Calories should be accounted for not counted. Counting calories has never worked in a sustainable way for me because my body was never fuelled enough for a decent workout, my metabolism was most likely slowing drastically and let’s be honest with ourselves, calories don’t determine the nutritional value of the food.
We have become so obsessed with the numbers on food packaging, we have forgotten about what’s in them. Next time you go to pick up an 89 calorie cereal bar, look at the amount of chemicals and sugar present and reach for an apple instead. Not eating your dinner so you can have a massive slice of chocolate cake will not help your body in anyway. It doesn’t work like that.
Hows that for portion control?

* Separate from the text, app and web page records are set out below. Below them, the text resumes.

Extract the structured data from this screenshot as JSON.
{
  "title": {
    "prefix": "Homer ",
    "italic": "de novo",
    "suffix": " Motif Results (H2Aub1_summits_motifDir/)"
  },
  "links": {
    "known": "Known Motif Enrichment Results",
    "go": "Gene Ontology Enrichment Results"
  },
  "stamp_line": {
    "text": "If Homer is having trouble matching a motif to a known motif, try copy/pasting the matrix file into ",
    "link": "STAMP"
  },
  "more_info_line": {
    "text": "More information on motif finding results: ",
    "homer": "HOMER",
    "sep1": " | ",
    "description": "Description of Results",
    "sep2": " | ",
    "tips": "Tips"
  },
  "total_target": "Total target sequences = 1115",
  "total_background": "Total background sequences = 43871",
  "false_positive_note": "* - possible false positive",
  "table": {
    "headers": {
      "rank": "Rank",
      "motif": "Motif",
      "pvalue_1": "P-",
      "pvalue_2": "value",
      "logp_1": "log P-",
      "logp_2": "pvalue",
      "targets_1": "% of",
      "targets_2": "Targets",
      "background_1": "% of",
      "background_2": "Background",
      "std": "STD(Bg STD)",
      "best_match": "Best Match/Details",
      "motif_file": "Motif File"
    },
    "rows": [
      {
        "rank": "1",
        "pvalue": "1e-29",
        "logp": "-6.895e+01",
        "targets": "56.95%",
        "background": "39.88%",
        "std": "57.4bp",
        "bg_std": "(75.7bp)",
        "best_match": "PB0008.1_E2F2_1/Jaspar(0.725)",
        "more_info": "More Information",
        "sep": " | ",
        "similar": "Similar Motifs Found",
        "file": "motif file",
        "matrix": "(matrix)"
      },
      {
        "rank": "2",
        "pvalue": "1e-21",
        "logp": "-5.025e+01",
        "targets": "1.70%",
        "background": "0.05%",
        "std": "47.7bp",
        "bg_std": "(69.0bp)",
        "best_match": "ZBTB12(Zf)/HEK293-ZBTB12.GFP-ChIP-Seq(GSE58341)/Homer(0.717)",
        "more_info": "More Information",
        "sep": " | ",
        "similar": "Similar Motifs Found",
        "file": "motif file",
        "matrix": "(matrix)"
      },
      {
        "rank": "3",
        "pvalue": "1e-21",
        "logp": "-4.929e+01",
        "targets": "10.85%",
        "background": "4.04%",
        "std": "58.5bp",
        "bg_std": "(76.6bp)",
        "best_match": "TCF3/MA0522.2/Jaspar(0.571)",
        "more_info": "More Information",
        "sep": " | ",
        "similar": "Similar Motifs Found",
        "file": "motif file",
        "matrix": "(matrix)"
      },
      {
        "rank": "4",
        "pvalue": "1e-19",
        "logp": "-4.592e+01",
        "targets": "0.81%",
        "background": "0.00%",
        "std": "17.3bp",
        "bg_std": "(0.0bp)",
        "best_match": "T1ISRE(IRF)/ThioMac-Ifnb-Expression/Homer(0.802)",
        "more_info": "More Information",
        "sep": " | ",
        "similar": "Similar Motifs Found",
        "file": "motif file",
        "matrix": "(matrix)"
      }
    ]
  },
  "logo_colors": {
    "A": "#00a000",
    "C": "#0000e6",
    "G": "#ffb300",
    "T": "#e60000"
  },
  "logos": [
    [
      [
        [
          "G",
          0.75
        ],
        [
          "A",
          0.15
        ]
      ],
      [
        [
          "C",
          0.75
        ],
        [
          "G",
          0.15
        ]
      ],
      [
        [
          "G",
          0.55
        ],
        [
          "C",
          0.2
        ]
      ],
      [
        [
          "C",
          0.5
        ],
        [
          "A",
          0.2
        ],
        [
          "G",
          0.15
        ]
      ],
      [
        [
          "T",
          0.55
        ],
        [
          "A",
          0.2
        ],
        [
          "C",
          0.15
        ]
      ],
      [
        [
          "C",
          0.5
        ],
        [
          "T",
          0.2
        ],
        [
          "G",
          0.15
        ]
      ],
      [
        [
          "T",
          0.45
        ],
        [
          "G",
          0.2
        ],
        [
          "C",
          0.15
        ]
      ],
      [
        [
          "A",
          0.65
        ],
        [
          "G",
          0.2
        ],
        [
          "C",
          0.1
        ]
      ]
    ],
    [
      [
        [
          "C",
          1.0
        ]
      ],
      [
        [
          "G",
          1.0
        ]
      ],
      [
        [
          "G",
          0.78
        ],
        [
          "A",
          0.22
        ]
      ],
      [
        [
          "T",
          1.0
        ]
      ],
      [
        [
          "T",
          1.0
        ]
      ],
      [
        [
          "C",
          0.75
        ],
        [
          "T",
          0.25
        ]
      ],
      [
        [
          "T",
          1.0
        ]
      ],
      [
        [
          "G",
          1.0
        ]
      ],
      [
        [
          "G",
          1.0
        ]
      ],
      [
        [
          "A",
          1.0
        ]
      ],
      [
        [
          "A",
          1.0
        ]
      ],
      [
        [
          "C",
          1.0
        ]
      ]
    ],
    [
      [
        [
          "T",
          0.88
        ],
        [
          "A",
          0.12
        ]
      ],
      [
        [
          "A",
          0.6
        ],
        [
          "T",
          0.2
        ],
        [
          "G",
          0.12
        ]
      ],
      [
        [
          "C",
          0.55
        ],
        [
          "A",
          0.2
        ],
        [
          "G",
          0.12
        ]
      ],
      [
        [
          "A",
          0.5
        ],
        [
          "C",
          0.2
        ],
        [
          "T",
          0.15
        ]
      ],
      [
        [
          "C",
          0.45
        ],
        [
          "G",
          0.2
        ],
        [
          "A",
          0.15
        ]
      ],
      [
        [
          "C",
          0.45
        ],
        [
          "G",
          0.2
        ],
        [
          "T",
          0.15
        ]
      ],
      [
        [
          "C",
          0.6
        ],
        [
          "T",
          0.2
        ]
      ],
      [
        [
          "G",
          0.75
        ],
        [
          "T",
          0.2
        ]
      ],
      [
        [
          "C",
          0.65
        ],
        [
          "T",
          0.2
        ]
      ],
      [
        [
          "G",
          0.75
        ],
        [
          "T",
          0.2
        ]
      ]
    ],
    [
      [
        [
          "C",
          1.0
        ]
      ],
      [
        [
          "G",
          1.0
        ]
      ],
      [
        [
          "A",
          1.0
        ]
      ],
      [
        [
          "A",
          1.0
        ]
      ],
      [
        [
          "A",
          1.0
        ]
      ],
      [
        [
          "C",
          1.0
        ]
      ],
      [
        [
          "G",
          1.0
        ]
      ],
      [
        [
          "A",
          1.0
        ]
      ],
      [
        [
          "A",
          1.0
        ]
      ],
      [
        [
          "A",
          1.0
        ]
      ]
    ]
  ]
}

The same goes for portion size; eating the same as you always have but smaller might make a temporary difference but again, that’s not sustainable. Eating a teeny, tiny salad every day is also not sustainable. As long as you are eating foods free of chemicals and high in nutritional value you can slap as much of it on the plate as possible (within reason, of course). So I eat big, but I eat clean; honestly I have never eaten so often or so much in my life and not worrying about calories is freeing.
I have three general rules when it comes to what I eat:
If it has more than 6 ingredients, put it back.
If sugar is a main ingredient, put it back.
If it has any scientific sounding ingredients I can’t pronounce, put it back.
The extra salts, sugars and god knows what they are additives you see in a lot of convenience foods and “diet” or “low fat” products are probably what are holding you back in your progress. Kick the chemicals and you will see a huge difference.
So those are the basic rule I follow and I credit my new-found knowledge and passion for nutrition with pushing the progress along. I will never forget after a bad food St. Patrick’s Weekend (my birthday weekend) I put on four pounds. Four pounds over four days. I was still training but the food cancelled out the hard work. Says a lot!
Exception to the 6 ingredient rule are Quest Bars – they keep me from binging on junk food and they have 20g of protein and only 1 gram of sugar. It’s a win.
A lot of people have a lot of different opinions about “the cheat meal”. I say, if it’s good enough for The Rock, it’s good enough for me.
The idea behind the cheat meal is that you are treating yourself to something you have been dying for all week; it makes “eating clean” that little bit easier knowing you don’t have to completely restrict yourself forever. It also reboots your metabolism, is great for your insulin levels and makes you feel warm and happy inside.
I have a strong disbelief in denying yourself of things you love for good, even if they are bad. If you have a favourite “bad” meal, save it for your cheat meal and you will enjoy it more than ever, without going back on the hard work you have put it. If you are “good” with your food 98% of the week, one carby, sugary, cheesy meal should not make you feel bad; it should make you feel good.
My two favourite cheat meals are A big ol’ messy cheese burger and garlic cheese fries from the chipper OR cinema nachos and popcorn with a massive diet coke (I enjoy the taste of aspartame. Go on- judge me).
An example of my daily nutrition
Breakfast: 2 Poached Eggs with Flaxseed and a mixed berry protein smoothie
Snack: Almonds and a Nectarine
Lunch: Homemade Chilli Con Carne
Pre-workout snack: Greek Yoghurt (not Greek style!) with blackberries and protein (note, no starchy carbs)
Post-workout: Protein Shake
Dinner: Fish in an Almond flour batter (egg and sparkling water) with brown rice and mixed veg
The one thing I really want to make clear is that this isn’t a diet. This is how I eat all the time. Not for 6 weeks before I go on holidays, not for 2 weeks to “cleanse”- it’s my lifestyle and it’s much more sustainable than any fad diet you’ll see out there.
Easy enough to follow? I’d love to hear your thoughts.